- Redhead, Claire (2012). Why CC-BY? OASPA.
- Creative Commons: Choose a License.
- Creative Commons Aotearoa New Zealand: Creative Commons Kiwi. Video.
- Creative Commons: Considerations for licensors.
- S. Amini, G. Blechl, J. Losehand (2015): FAQs zu Creative Commons unter besonderer Berücksichtigung der Wissenschaft (german)
- Till Kreutzer (2014): Open Content - A Practical Guide to Using Creative Commons Licences.
- Paul Kimpel (2012): Folgen, Risiken und Nebenwirkungen bei nichtkommerziellen CC-Lizenzen (german)
Evaluation, publication, funding
Evaluating Open Access journals
There are many Open Access journals, with new ones starting up almost daily.
Unfortunately, there are a number of untrustworthy journals and publishers on the market. These are known as “predatory journals”, and provide an unsatisfactory service – or none at all – in return for high publication fees. Such journals are often easy to identify, since their websites are full of spelling mistakes and/or they aggressively try to attract submissions. Sometimes, however, predatory journals are not so easy to recognize. For instance, their web presence may be flawless or they may give the name of a renowned scientist as the editor, even though the latter knows nothing about it.

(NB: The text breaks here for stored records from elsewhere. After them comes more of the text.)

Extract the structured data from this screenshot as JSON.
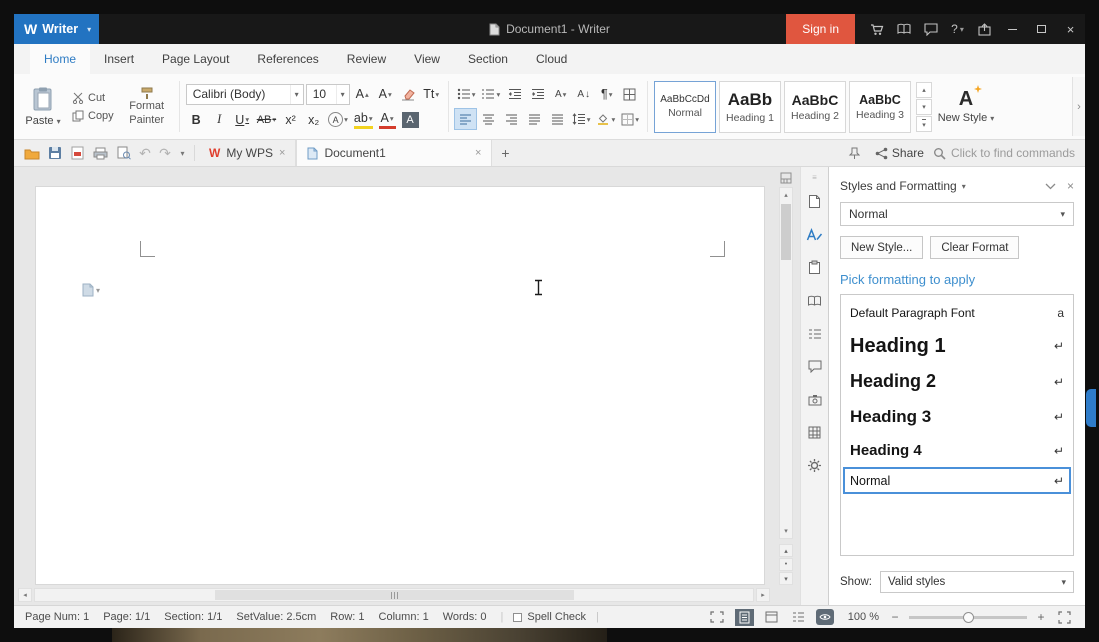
{
  "colors": {
    "accent_blue": "#2e7cc4",
    "signin_orange": "#e0563f",
    "link_blue": "#3e8fce",
    "titlebar": "#181818"
  },
  "icons": {
    "caret": "▾",
    "caret_up": "▴",
    "caret_left": "◂",
    "caret_right": "▸",
    "close": "×",
    "plus": "+",
    "minus": "−",
    "return": "↵",
    "char_a": "a",
    "pilcrow": "¶",
    "undo": "↶",
    "redo": "↷",
    "more": "›",
    "help": "?",
    "grip": "≡",
    "dot": "•",
    "A": "A",
    "arrow_down": "↓"
  },
  "titlebar": {
    "logo": "W",
    "app_name": "Writer",
    "title": "Document1 - Writer",
    "signin": "Sign in"
  },
  "menu": {
    "tabs": [
      "Home",
      "Insert",
      "Page Layout",
      "References",
      "Review",
      "View",
      "Section",
      "Cloud"
    ]
  },
  "ribbon": {
    "paste": "Paste",
    "cut": "Cut",
    "copy": "Copy",
    "format_painter_line1": "Format",
    "format_painter_line2": "Painter",
    "font_name": "Calibri (Body)",
    "font_size": "10",
    "bold": "B",
    "italic": "I",
    "underline": "U",
    "strikethrough": "AB",
    "superscript": "x²",
    "subscript": "x₂",
    "change_case": "Tt",
    "highlight": "ab",
    "gallery": [
      {
        "preview": "AaBbCcDd",
        "name": "Normal"
      },
      {
        "preview": "AaBb",
        "name": "Heading 1"
      },
      {
        "preview": "AaBbC",
        "name": "Heading 2"
      },
      {
        "preview": "AaBbC",
        "name": "Heading 3"
      }
    ],
    "new_style": "New Style"
  },
  "quickbar": {
    "wps_logo": "W",
    "tab_mywps": "My WPS",
    "tab_document": "Document1",
    "share": "Share",
    "find_hint": "Click to find commands"
  },
  "panel": {
    "title": "Styles and Formatting",
    "style_selector": "Normal",
    "new_style_button": "New Style...",
    "clear_format_button": "Clear Format",
    "pick_formatting": "Pick formatting to apply",
    "items": [
      {
        "label": "Default Paragraph Font"
      },
      {
        "label": "Heading 1"
      },
      {
        "label": "Heading 2"
      },
      {
        "label": "Heading 3"
      },
      {
        "label": "Heading 4"
      },
      {
        "label": "Normal"
      }
    ],
    "show_label": "Show:",
    "show_value": "Valid styles"
  },
  "statusbar": {
    "page_num": "Page Num: 1",
    "page": "Page: 1/1",
    "section": "Section: 1/1",
    "set_value": "SetValue: 2.5cm",
    "row": "Row: 1",
    "column": "Column: 1",
    "words": "Words: 0",
    "spell_check": "Spell Check",
    "zoom": "100 %"
  }
}
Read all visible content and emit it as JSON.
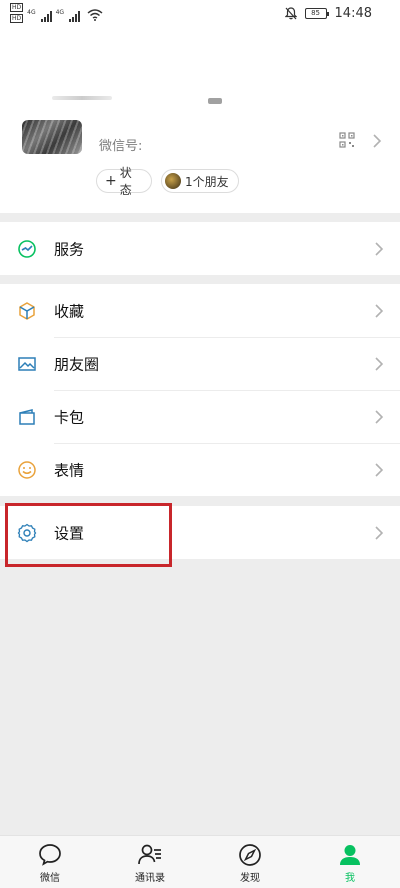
{
  "status_bar": {
    "sim1": "HD",
    "sim2": "HD",
    "net1": "4G",
    "net2": "4G",
    "battery": "85",
    "time": "14:48",
    "icons": [
      "wifi-icon",
      "mute-bell-icon"
    ]
  },
  "profile": {
    "wechat_id_label": "微信号:",
    "status_button": "状态",
    "friends_button": "1个朋友"
  },
  "menu": {
    "service": {
      "label": "服务",
      "icon": "service-icon"
    },
    "favorites": {
      "label": "收藏",
      "icon": "cube-icon"
    },
    "moments": {
      "label": "朋友圈",
      "icon": "image-icon"
    },
    "cards": {
      "label": "卡包",
      "icon": "wallet-icon"
    },
    "stickers": {
      "label": "表情",
      "icon": "smile-icon"
    },
    "settings": {
      "label": "设置",
      "icon": "gear-icon"
    }
  },
  "tabbar": [
    {
      "label": "微信",
      "icon": "chat-icon",
      "active": false
    },
    {
      "label": "通讯录",
      "icon": "contacts-icon",
      "active": false
    },
    {
      "label": "发现",
      "icon": "compass-icon",
      "active": false
    },
    {
      "label": "我",
      "icon": "person-icon",
      "active": true
    }
  ],
  "colors": {
    "accent": "#07c160",
    "highlight_box": "#c8262b",
    "icon_blue": "#2d7fb7"
  }
}
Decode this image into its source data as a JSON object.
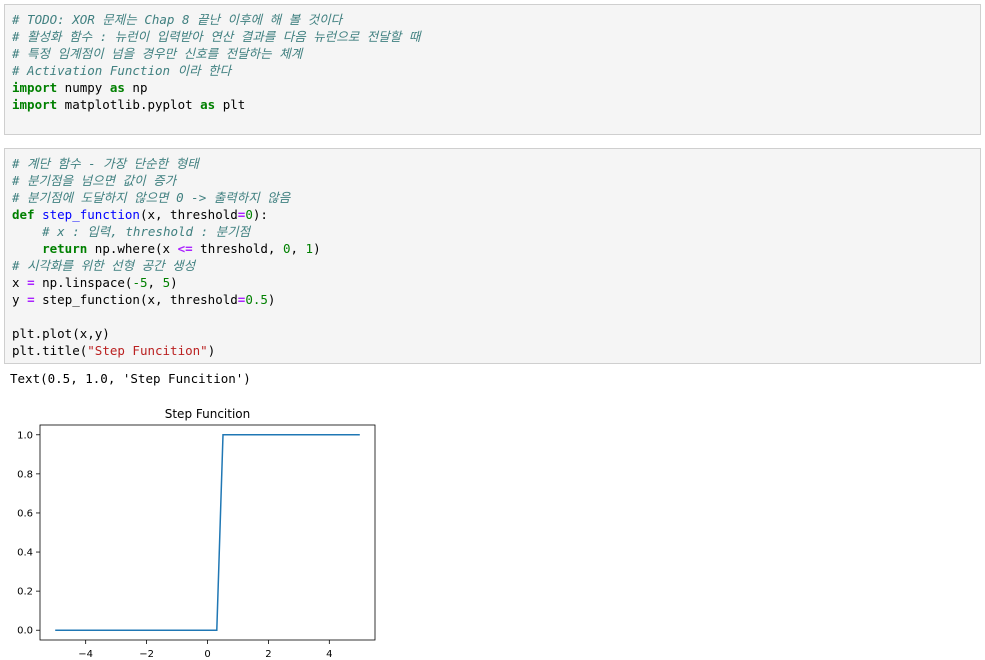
{
  "cells": [
    {
      "lines": [
        [
          {
            "t": "# TODO: XOR 문제는 Chap 8 끝난 이후에 해 볼 것이다",
            "c": "c"
          }
        ],
        [
          {
            "t": "# 활성화 함수 : 뉴런이 입력받아 연산 결과를 다음 뉴런으로 전달할 때",
            "c": "c"
          }
        ],
        [
          {
            "t": "# 특정 임계점이 넘을 경우만 신호를 전달하는 체계",
            "c": "c"
          }
        ],
        [
          {
            "t": "# Activation Function 이라 한다",
            "c": "c"
          }
        ],
        [
          {
            "t": "import",
            "c": "k"
          },
          {
            "t": " numpy ",
            "c": ""
          },
          {
            "t": "as",
            "c": "k"
          },
          {
            "t": " np",
            "c": ""
          }
        ],
        [
          {
            "t": "import",
            "c": "k"
          },
          {
            "t": " matplotlib.pyplot ",
            "c": ""
          },
          {
            "t": "as",
            "c": "k"
          },
          {
            "t": " plt",
            "c": ""
          }
        ]
      ]
    },
    {
      "lines": [
        [
          {
            "t": "# 계단 함수 - 가장 단순한 형태",
            "c": "c"
          }
        ],
        [
          {
            "t": "# 분기점을 넘으면 값이 증가",
            "c": "c"
          }
        ],
        [
          {
            "t": "# 분기점에 도달하지 않으면 0 -> 출력하지 않음",
            "c": "c"
          }
        ],
        [
          {
            "t": "def",
            "c": "k"
          },
          {
            "t": " ",
            "c": ""
          },
          {
            "t": "step_function",
            "c": "f"
          },
          {
            "t": "(x, threshold",
            "c": ""
          },
          {
            "t": "=",
            "c": "o"
          },
          {
            "t": "0",
            "c": "n"
          },
          {
            "t": "):",
            "c": ""
          }
        ],
        [
          {
            "t": "    ",
            "c": ""
          },
          {
            "t": "# x : 입력, threshold : 분기점",
            "c": "c"
          }
        ],
        [
          {
            "t": "    ",
            "c": ""
          },
          {
            "t": "return",
            "c": "k"
          },
          {
            "t": " np.where(x ",
            "c": ""
          },
          {
            "t": "<=",
            "c": "o"
          },
          {
            "t": " threshold, ",
            "c": ""
          },
          {
            "t": "0",
            "c": "n"
          },
          {
            "t": ", ",
            "c": ""
          },
          {
            "t": "1",
            "c": "n"
          },
          {
            "t": ")",
            "c": ""
          }
        ],
        [
          {
            "t": "# 시각화를 위한 선형 공간 생성",
            "c": "c"
          }
        ],
        [
          {
            "t": "x ",
            "c": ""
          },
          {
            "t": "=",
            "c": "o"
          },
          {
            "t": " np.linspace(",
            "c": ""
          },
          {
            "t": "-5",
            "c": "n"
          },
          {
            "t": ", ",
            "c": ""
          },
          {
            "t": "5",
            "c": "n"
          },
          {
            "t": ")",
            "c": ""
          }
        ],
        [
          {
            "t": "y ",
            "c": ""
          },
          {
            "t": "=",
            "c": "o"
          },
          {
            "t": " step_function(x, threshold",
            "c": ""
          },
          {
            "t": "=",
            "c": "o"
          },
          {
            "t": "0.5",
            "c": "n"
          },
          {
            "t": ")",
            "c": ""
          }
        ],
        [
          {
            "t": "",
            "c": ""
          }
        ],
        [
          {
            "t": "plt.plot(x,y)",
            "c": ""
          }
        ],
        [
          {
            "t": "plt.title(",
            "c": ""
          },
          {
            "t": "\"Step Funcition\"",
            "c": "s"
          },
          {
            "t": ")",
            "c": ""
          }
        ]
      ]
    }
  ],
  "output_text": "Text(0.5, 1.0, 'Step Funcition')",
  "chart_data": {
    "type": "line",
    "title": "Step Funcition",
    "xlabel": "",
    "ylabel": "",
    "xlim": [
      -5.5,
      5.5
    ],
    "ylim": [
      -0.05,
      1.05
    ],
    "xticks": [
      -4,
      -2,
      0,
      2,
      4
    ],
    "xtick_labels": [
      "−4",
      "−2",
      "0",
      "2",
      "4"
    ],
    "yticks": [
      0.0,
      0.2,
      0.4,
      0.6,
      0.8,
      1.0
    ],
    "ytick_labels": [
      "0.0",
      "0.2",
      "0.4",
      "0.6",
      "0.8",
      "1.0"
    ],
    "grid": false,
    "series": [
      {
        "color": "#1f77b4",
        "x": [
          -5,
          0.306,
          0.51,
          5
        ],
        "y": [
          0,
          0,
          1,
          1
        ]
      }
    ]
  }
}
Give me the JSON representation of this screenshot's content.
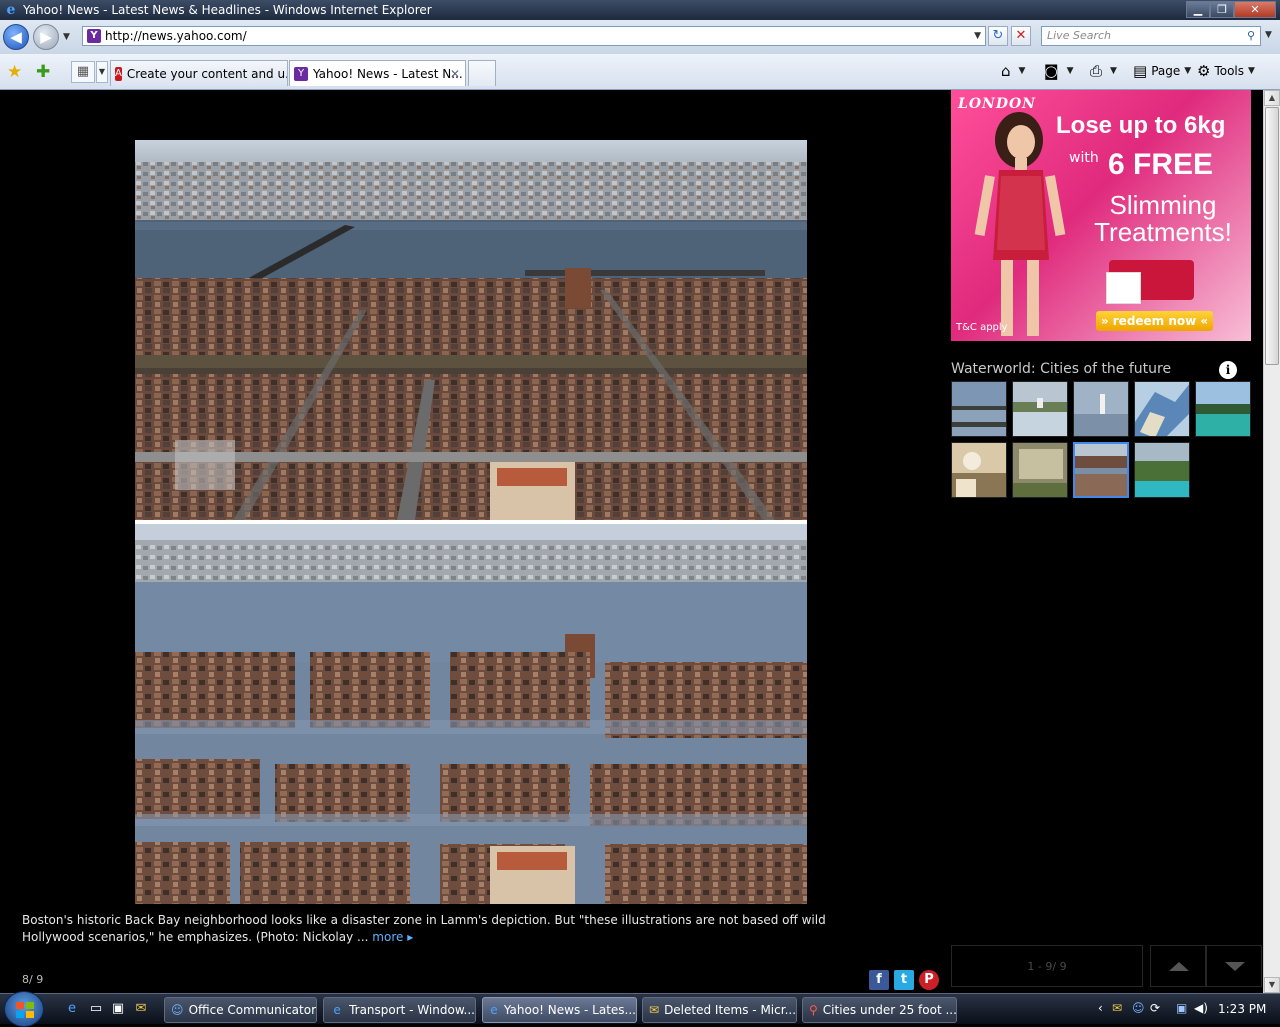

Predatory journals checklist
The following checklist will help you evaluate (OA) journals.
- Eve, Martin Paul; Priego, Ernesto (2017): Who is Actually Harmed by Predatory Publishers? In: tripleC 15(2), p. 755 – 770. https://dx.doi.org/10.17613/M65R6J
- Moher, David et al. (2017): Stop this waste of people, animals and money. In: Nature 549, p.23 – 25. https://dx.doi.org/10.1038/549023a
Some Open Access publishers require the payment of publication fees, known as article processing charges (APCs), before publishing in Open Access mode. These charges vary greatly in amount, with Hybrid OA generally costing significantly more than Gold OA. Reputable Open Access journals state their APCs transparently and communicate them on their websites. For further information on evaluating journals, see this checklist.
The University and University Library of Bern do not have a central Open Access publication fund. However, Bern researchers benefit from reduced APCs from the following publishers:
Support for alternative Open Access initiatives
The following initiatives are supported by UB:
- Language Science Press
- Knowledge Unlatched
- Open Book Publishers
- Open Library of Humanities
- Science Matters
- Sui Generis
UB is also a member of:
Do you know of an OA initiative that deserves to be supported? Contact us.
If you have any questions please contact us via our e-mail address firstname.lastname@example.org
This e-mail address is monitored by everyone in the Open Access team so we can answer your queries efficiently.
Open Access and FAIR Data requirements in funded projects
Open Access has been an emerging issue for the last few years. More recently, research funders like the European Research Council and the Swiss National Science Foundation have introduced mandatory policies for open access and research data. In this information event you will learn about the requirements of the EC H2020 funding program and the SNSF concerning open access and research data management and what options you have to comply with them.
Date: 17.05.2018, Time: 12.15, Slides: H4_101 Uni Hauptgebäude